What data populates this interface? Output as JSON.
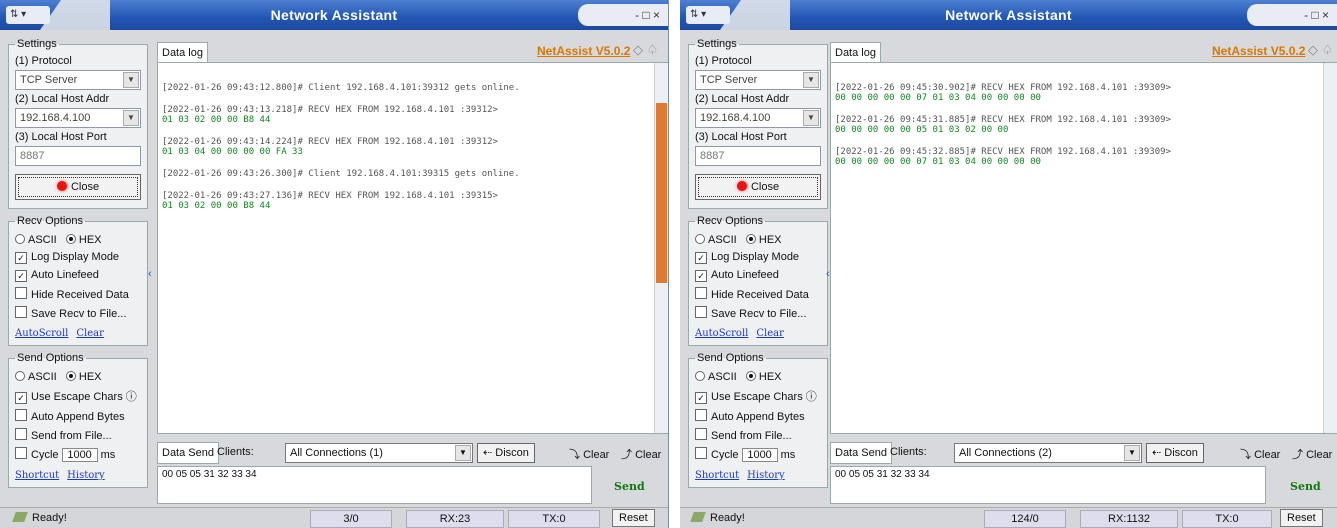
{
  "windows": [
    {
      "title": "Network Assistant",
      "win_controls": "- □ ×",
      "settings": {
        "legend": "Settings",
        "protocol_label": "(1) Protocol",
        "protocol_value": "TCP Server",
        "host_label": "(2) Local Host Addr",
        "host_value": "192.168.4.100",
        "port_label": "(3) Local Host Port",
        "port_value": "8887",
        "close_label": "Close"
      },
      "recv": {
        "legend": "Recv Options",
        "ascii": "ASCII",
        "hex": "HEX",
        "log_display": "Log Display Mode",
        "auto_linefeed": "Auto Linefeed",
        "hide_received": "Hide Received Data",
        "save_recv": "Save Recv to File...",
        "autoscroll": "AutoScroll",
        "clear": "Clear"
      },
      "send_opts": {
        "legend": "Send Options",
        "ascii": "ASCII",
        "hex": "HEX",
        "escape": "Use Escape Chars",
        "append": "Auto Append Bytes",
        "from_file": "Send from File...",
        "cycle": "Cycle",
        "cycle_value": "1000",
        "ms": "ms",
        "shortcut": "Shortcut",
        "history": "History"
      },
      "log_tab": "Data log",
      "brand": "NetAssist V5.0.2",
      "log": [
        {
          "header": "[2022-01-26 09:43:12.800]# Client 192.168.4.101:39312 gets online.",
          "hex": ""
        },
        {
          "header": "[2022-01-26 09:43:13.218]# RECV HEX FROM 192.168.4.101 :39312>",
          "hex": "01 03 02 00 00 B8 44"
        },
        {
          "header": "[2022-01-26 09:43:14.224]# RECV HEX FROM 192.168.4.101 :39312>",
          "hex": "01 03 04 00 00 00 00 FA 33"
        },
        {
          "header": "[2022-01-26 09:43:26.300]# Client 192.168.4.101:39315 gets online.",
          "hex": ""
        },
        {
          "header": "[2022-01-26 09:43:27.136]# RECV HEX FROM 192.168.4.101 :39315>",
          "hex": "01 03 02 00 00 B8 44"
        }
      ],
      "send": {
        "tab": "Data Send",
        "clients_label": "Clients:",
        "connections": "All Connections (1)",
        "disconnect": "Discon",
        "clear1": "Clear",
        "clear2": "Clear",
        "text": "00 05 05 31 32 33 34",
        "send_btn": "Send"
      },
      "status": {
        "ready": "Ready!",
        "count": "3/0",
        "rx": "RX:23",
        "tx": "TX:0",
        "reset": "Reset"
      }
    },
    {
      "title": "Network Assistant",
      "win_controls": "- □ ×",
      "settings": {
        "legend": "Settings",
        "protocol_label": "(1) Protocol",
        "protocol_value": "TCP Server",
        "host_label": "(2) Local Host Addr",
        "host_value": "192.168.4.100",
        "port_label": "(3) Local Host Port",
        "port_value": "8887",
        "close_label": "Close"
      },
      "recv": {
        "legend": "Recv Options",
        "ascii": "ASCII",
        "hex": "HEX",
        "log_display": "Log Display Mode",
        "auto_linefeed": "Auto Linefeed",
        "hide_received": "Hide Received Data",
        "save_recv": "Save Recv to File...",
        "autoscroll": "AutoScroll",
        "clear": "Clear"
      },
      "send_opts": {
        "legend": "Send Options",
        "ascii": "ASCII",
        "hex": "HEX",
        "escape": "Use Escape Chars",
        "append": "Auto Append Bytes",
        "from_file": "Send from File...",
        "cycle": "Cycle",
        "cycle_value": "1000",
        "ms": "ms",
        "shortcut": "Shortcut",
        "history": "History"
      },
      "log_tab": "Data log",
      "brand": "NetAssist V5.0.2",
      "log": [
        {
          "header": "[2022-01-26 09:45:30.902]# RECV HEX FROM 192.168.4.101 :39309>",
          "hex": "00 00 00 00 00 07 01 03 04 00 00 00 00"
        },
        {
          "header": "[2022-01-26 09:45:31.885]# RECV HEX FROM 192.168.4.101 :39309>",
          "hex": "00 00 00 00 00 05 01 03 02 00 00"
        },
        {
          "header": "[2022-01-26 09:45:32.885]# RECV HEX FROM 192.168.4.101 :39309>",
          "hex": "00 00 00 00 00 07 01 03 04 00 00 00 00"
        }
      ],
      "send": {
        "tab": "Data Send",
        "clients_label": "Clients:",
        "connections": "All Connections (2)",
        "disconnect": "Discon",
        "clear1": "Clear",
        "clear2": "Clear",
        "text": "00 05 05 31 32 33 34",
        "send_btn": "Send"
      },
      "status": {
        "ready": "Ready!",
        "count": "124/0",
        "rx": "RX:1132",
        "tx": "TX:0",
        "reset": "Reset"
      }
    }
  ]
}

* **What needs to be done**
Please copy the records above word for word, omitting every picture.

* **Answer space**
What data populates this interface? Output as JSON.
{
  "windows": [
    {
      "title": "Network Assistant",
      "win_controls": "- □ ×",
      "settings": {
        "legend": "Settings",
        "protocol_label": "(1) Protocol",
        "protocol_value": "TCP Server",
        "host_label": "(2) Local Host Addr",
        "host_value": "192.168.4.100",
        "port_label": "(3) Local Host Port",
        "port_value": "8887",
        "close_label": "Close"
      },
      "recv": {
        "legend": "Recv Options",
        "ascii": "ASCII",
        "hex": "HEX",
        "log_display": "Log Display Mode",
        "auto_linefeed": "Auto Linefeed",
        "hide_received": "Hide Received Data",
        "save_recv": "Save Recv to File...",
        "autoscroll": "AutoScroll",
        "clear": "Clear"
      },
      "send_opts": {
        "legend": "Send Options",
        "ascii": "ASCII",
        "hex": "HEX",
        "escape": "Use Escape Chars",
        "append": "Auto Append Bytes",
        "from_file": "Send from File...",
        "cycle": "Cycle",
        "cycle_value": "1000",
        "ms": "ms",
        "shortcut": "Shortcut",
        "history": "History"
      },
      "log_tab": "Data log",
      "brand": "NetAssist V5.0.2",
      "log": [
        {
          "header": "[2022-01-26 09:43:12.800]# Client 192.168.4.101:39312 gets online.",
          "hex": ""
        },
        {
          "header": "[2022-01-26 09:43:13.218]# RECV HEX FROM 192.168.4.101 :39312>",
          "hex": "01 03 02 00 00 B8 44"
        },
        {
          "header": "[2022-01-26 09:43:14.224]# RECV HEX FROM 192.168.4.101 :39312>",
          "hex": "01 03 04 00 00 00 00 FA 33"
        },
        {
          "header": "[2022-01-26 09:43:26.300]# Client 192.168.4.101:39315 gets online.",
          "hex": ""
        },
        {
          "header": "[2022-01-26 09:43:27.136]# RECV HEX FROM 192.168.4.101 :39315>",
          "hex": "01 03 02 00 00 B8 44"
        }
      ],
      "send": {
        "tab": "Data Send",
        "clients_label": "Clients:",
        "connections": "All Connections (1)",
        "disconnect": "Discon",
        "clear1": "Clear",
        "clear2": "Clear",
        "text": "00 05 05 31 32 33 34",
        "send_btn": "Send"
      },
      "status": {
        "ready": "Ready!",
        "count": "3/0",
        "rx": "RX:23",
        "tx": "TX:0",
        "reset": "Reset"
      }
    },
    {
      "title": "Network Assistant",
      "win_controls": "- □ ×",
      "settings": {
        "legend": "Settings",
        "protocol_label": "(1) Protocol",
        "protocol_value": "TCP Server",
        "host_label": "(2) Local Host Addr",
        "host_value": "192.168.4.100",
        "port_label": "(3) Local Host Port",
        "port_value": "8887",
        "close_label": "Close"
      },
      "recv": {
        "legend": "Recv Options",
        "ascii": "ASCII",
        "hex": "HEX",
        "log_display": "Log Display Mode",
        "auto_linefeed": "Auto Linefeed",
        "hide_received": "Hide Received Data",
        "save_recv": "Save Recv to File...",
        "autoscroll": "AutoScroll",
        "clear": "Clear"
      },
      "send_opts": {
        "legend": "Send Options",
        "ascii": "ASCII",
        "hex": "HEX",
        "escape": "Use Escape Chars",
        "append": "Auto Append Bytes",
        "from_file": "Send from File...",
        "cycle": "Cycle",
        "cycle_value": "1000",
        "ms": "ms",
        "shortcut": "Shortcut",
        "history": "History"
      },
      "log_tab": "Data log",
      "brand": "NetAssist V5.0.2",
      "log": [
        {
          "header": "[2022-01-26 09:45:30.902]# RECV HEX FROM 192.168.4.101 :39309>",
          "hex": "00 00 00 00 00 07 01 03 04 00 00 00 00"
        },
        {
          "header": "[2022-01-26 09:45:31.885]# RECV HEX FROM 192.168.4.101 :39309>",
          "hex": "00 00 00 00 00 05 01 03 02 00 00"
        },
        {
          "header": "[2022-01-26 09:45:32.885]# RECV HEX FROM 192.168.4.101 :39309>",
          "hex": "00 00 00 00 00 07 01 03 04 00 00 00 00"
        }
      ],
      "send": {
        "tab": "Data Send",
        "clients_label": "Clients:",
        "connections": "All Connections (2)",
        "disconnect": "Discon",
        "clear1": "Clear",
        "clear2": "Clear",
        "text": "00 05 05 31 32 33 34",
        "send_btn": "Send"
      },
      "status": {
        "ready": "Ready!",
        "count": "124/0",
        "rx": "RX:1132",
        "tx": "TX:0",
        "reset": "Reset"
      }
    }
  ]
}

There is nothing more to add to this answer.